Jamband. Psychobilly. Tesh-esque. Is it just me, or does genre labeling only lead to more angst and less interest? Now while I'm not ready to dump dream-pop into the same category as the redundant splatter I first mentioned, the term is beginning to reach the same level of hostility from disgruntled melophobians. [I looked it up so you don't have to; it means fear of music.] True, at its worst, dream-pop can be absurdly self-indulgent, sloppy trance-outs played by bands that are trying to mask how cheesy and immature their actual songs are. But at its best, it's simple melodies intelligently layered with a fine ear to detail performed by true music-fans who want to create the same warmth and safe-drifting territory as their preceding forefathers of pop -- good, tangible, from the heart pop. So I'm here to say "Have no fear! The first go-round was a little rough, but this year's dream-pop is off the mother fucking chain!" If the task of sorting through Pitchfork's rating system seems far too daunting, here are my top 5 must-haves on your playlist for 2010's Summer of Dream-Pop.
Beach House - Teen Dream
Perhaps the most literal embracers of said classification, Beach House's 2010 release lifts them from the basement drone-stagger scene and puts them at the forefront of today's mellow psychedelia. Picture beaches, and uh… dreams. No seriously, this is melt in the sand music. It's a lot like crossing Belle & Sebastian with My Bloody Valentine, and exists in that drifting realm where those two naturally meet: B & S at their heaviest and MBV at their most delicate.

The XX - XX
They're a bunch of incredibly melancholy looking young 20's folk from the U.K. and at first listen their album can seem far too distant. The backbeat comes and gos when it pleases, and initially seems to leave gaps in the flow of some rather delicate music. But upon further listen, you realize the gaps are all part of the breathing of the songs and the entire album. There is an eerie, almost personified darkness that respires within The XX, but the more you accept it for what it is, the more you feel the sun push through the cracks in the spaceship's hull. Give it time and it reaches deep.
Caribou - Swim
Caribou has always been an electronic act first and a live band second, but in recent years the full band controlled by Daniel Victor Snaith has taken on new life. Sometimes highlighted by double drum-kits, the live versions of Snaith's albums are an entirely different beast. However, this all thrives on the initial album-tracks, and on Swim he has reached a new level of simplistic perfection. Gentle vocals float on top of house-beats and drippy guitar sweeps, and sometimes when your headphones make you start to levitate, you forget how hard you'd be dancing if your feet were on the ground. Maybe the ideal album to sneak your electonica friends into the world of independent melodies.
Yeasayer - Odd Blood

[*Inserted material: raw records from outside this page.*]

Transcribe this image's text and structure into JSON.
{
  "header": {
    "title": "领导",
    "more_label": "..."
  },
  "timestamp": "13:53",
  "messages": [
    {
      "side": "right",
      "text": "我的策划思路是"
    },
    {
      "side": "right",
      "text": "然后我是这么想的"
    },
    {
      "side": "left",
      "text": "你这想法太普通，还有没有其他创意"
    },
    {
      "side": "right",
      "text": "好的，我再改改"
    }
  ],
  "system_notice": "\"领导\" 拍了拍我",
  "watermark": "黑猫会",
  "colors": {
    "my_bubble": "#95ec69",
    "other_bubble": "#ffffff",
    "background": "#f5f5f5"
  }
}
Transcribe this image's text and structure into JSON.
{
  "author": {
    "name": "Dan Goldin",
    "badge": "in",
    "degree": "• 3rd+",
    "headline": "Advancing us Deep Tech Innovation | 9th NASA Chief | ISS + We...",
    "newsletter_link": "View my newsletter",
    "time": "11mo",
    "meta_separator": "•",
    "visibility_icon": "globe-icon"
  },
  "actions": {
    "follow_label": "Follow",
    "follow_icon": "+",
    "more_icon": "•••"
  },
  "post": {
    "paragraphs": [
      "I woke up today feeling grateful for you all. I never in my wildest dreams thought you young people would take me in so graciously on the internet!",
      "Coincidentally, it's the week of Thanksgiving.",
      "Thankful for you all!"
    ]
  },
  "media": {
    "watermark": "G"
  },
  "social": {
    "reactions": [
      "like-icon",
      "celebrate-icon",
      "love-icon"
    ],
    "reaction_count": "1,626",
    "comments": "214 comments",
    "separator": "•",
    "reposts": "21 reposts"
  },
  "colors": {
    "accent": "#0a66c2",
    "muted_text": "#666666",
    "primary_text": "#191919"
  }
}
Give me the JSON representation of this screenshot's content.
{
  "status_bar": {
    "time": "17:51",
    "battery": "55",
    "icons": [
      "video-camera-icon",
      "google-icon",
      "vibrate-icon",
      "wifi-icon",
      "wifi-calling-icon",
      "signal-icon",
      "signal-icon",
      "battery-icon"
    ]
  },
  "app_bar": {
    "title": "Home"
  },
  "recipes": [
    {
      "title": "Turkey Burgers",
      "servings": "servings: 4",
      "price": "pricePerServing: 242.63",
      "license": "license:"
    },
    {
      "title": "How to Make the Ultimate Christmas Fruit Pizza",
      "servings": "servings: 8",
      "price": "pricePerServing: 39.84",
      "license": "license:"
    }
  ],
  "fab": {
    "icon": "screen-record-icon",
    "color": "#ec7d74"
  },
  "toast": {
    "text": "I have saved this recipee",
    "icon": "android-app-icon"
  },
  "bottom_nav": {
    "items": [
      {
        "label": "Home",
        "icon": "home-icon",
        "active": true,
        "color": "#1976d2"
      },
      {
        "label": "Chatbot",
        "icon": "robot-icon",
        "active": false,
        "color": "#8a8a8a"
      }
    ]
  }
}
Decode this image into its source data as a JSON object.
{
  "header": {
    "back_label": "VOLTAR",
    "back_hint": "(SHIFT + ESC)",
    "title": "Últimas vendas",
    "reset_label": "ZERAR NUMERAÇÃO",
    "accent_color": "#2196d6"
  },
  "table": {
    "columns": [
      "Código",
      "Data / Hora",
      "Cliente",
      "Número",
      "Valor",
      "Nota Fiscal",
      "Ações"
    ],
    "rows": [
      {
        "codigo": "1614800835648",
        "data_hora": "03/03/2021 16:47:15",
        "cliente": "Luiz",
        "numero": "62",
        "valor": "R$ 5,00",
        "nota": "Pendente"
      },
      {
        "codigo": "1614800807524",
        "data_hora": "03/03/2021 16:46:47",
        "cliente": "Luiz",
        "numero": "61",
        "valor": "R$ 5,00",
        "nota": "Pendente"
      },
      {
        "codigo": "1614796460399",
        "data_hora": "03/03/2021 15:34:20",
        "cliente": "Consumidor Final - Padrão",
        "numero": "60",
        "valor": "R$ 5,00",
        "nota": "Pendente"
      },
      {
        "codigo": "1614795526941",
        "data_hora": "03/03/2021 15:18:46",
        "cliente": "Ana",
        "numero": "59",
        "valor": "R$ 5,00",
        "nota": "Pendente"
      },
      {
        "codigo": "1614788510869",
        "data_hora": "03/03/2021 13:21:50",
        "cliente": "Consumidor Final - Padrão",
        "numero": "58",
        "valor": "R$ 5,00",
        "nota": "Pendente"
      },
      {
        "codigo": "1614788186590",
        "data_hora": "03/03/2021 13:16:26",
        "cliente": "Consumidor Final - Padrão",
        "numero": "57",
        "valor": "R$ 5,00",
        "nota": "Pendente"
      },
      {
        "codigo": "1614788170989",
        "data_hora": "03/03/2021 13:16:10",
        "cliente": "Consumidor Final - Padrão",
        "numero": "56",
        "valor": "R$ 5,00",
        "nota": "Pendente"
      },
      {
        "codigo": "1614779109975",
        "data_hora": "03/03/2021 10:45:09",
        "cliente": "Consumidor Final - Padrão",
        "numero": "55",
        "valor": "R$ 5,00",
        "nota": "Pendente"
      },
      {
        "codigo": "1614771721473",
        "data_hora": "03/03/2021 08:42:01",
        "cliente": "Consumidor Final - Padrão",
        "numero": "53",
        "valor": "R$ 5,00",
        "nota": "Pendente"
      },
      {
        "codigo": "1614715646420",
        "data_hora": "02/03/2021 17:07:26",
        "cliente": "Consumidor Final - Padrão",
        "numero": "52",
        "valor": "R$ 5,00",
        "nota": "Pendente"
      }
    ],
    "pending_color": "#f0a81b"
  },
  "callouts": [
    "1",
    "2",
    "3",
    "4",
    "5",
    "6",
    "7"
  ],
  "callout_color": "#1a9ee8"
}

At times this latest group of Brooklyn tripsters can sound incredibly poppy. Enough so that you'll think to yourself, "Gee, maybe the general public could get this music and it could be on the radio." Then some psychedelic fader drips in a laser beam and you remember that shit can freak the gen pop out. They write good basic songs, but they're also suckers for full experimentation, so things can often move in unforeseen directions. Some tunes sound huge and epic like The Arcade Fire, and some tunes have an intelligent basement sound much akin to Tapes and Tapes or other off-the-grid song-focused bands. Obviously, the best is when all these genres happen together.
Phantogram - Eyelid Movies
You can't deny how fly that album title is, nor can you deny how fly this duo from Saratoga is. Yep, just another self-produced break-beat dream-pop act from the Springs dropping the dopest album of the year. Wait, Saratoga? No way. Anyway, there's no reason to mention how heart-breakingly beautiful Sarah Barthel is, because her voice alone will rip you apart. Some rapper is going to hear this album soon and want to sample every song, but until then we can just bask in the head-nod. These songs are beat-heavy, but beautiful, and open, and spacious, and you'll want to be the first to turn everybody you know onto it.
And don't forget the new mum album due out in a few months…